This is the second year of support by John Hancock Financial, a unit of Manulife Financial Corporation (MFC), a leading Canadian-based financial services group serving millions of customers in 22 countries and territories worldwide. Operating as Manulife Financial in Canada and Asia, and primarily through John Hancock in the United States, the Company offers clients a diverse range of financial protection products and wealth management services through its extensive network of employees, agents and distribution partners. John Hancock Freedom 529 is a national Section 529 college savings plan offered by the Education Trust of Alaska, managed by T. Rowe Price, and distributed by John Hancock Distributors LLC through broker/dealers that have a selling agreement with John Hancock Distributors LLC. The plan offers a multi-managed approach, allowing investors to work with their financial consultants to pursue a strategy to maximize their investment opportunities while managing risk.

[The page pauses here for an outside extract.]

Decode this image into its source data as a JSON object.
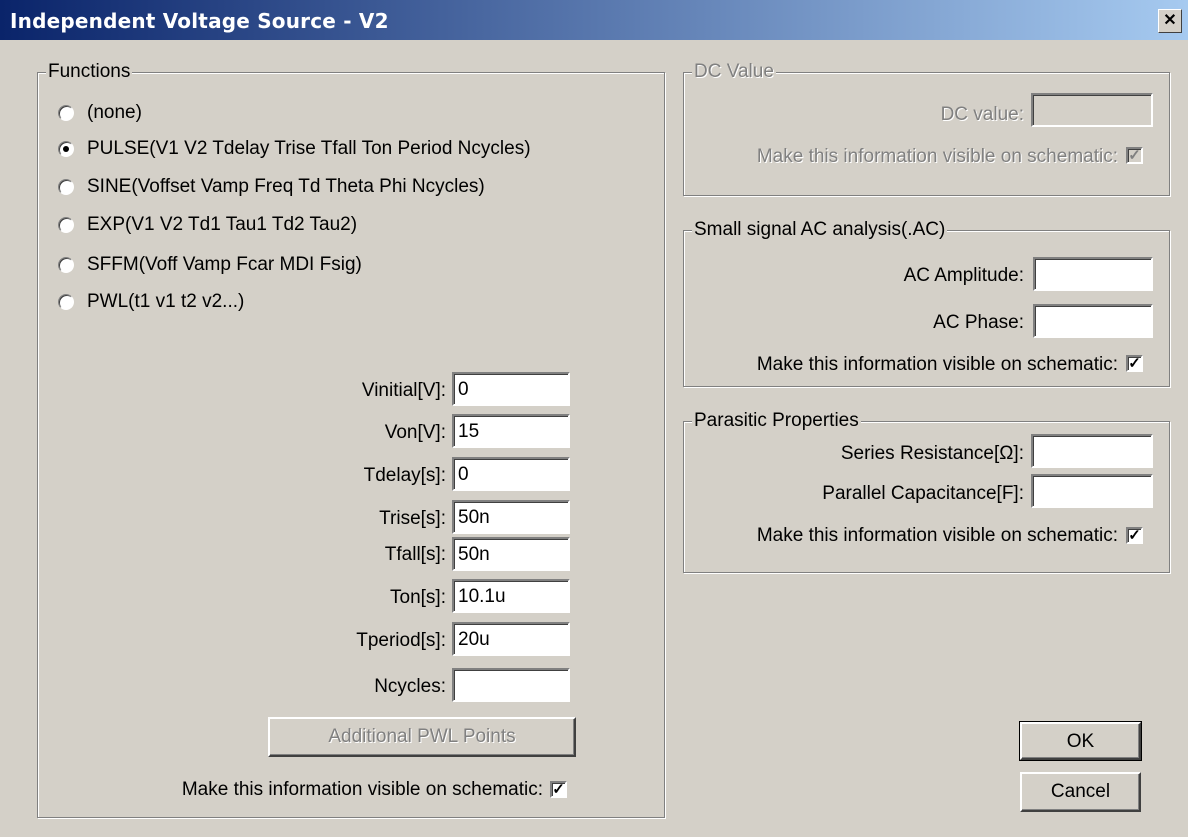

The John F. Kennedy Presidential Library and Museum is a presidential library administered by the National Archives and Records Administration and supported, in part, by the Kennedy Library Foundation, a non-profit organization. The Kennedy Presidential Library and Museum and the Kennedy Library Foundation seek to promote, through educational and community programs, a greater appreciation and understanding of American politics, history, and culture, the process of governing and the importance of public service.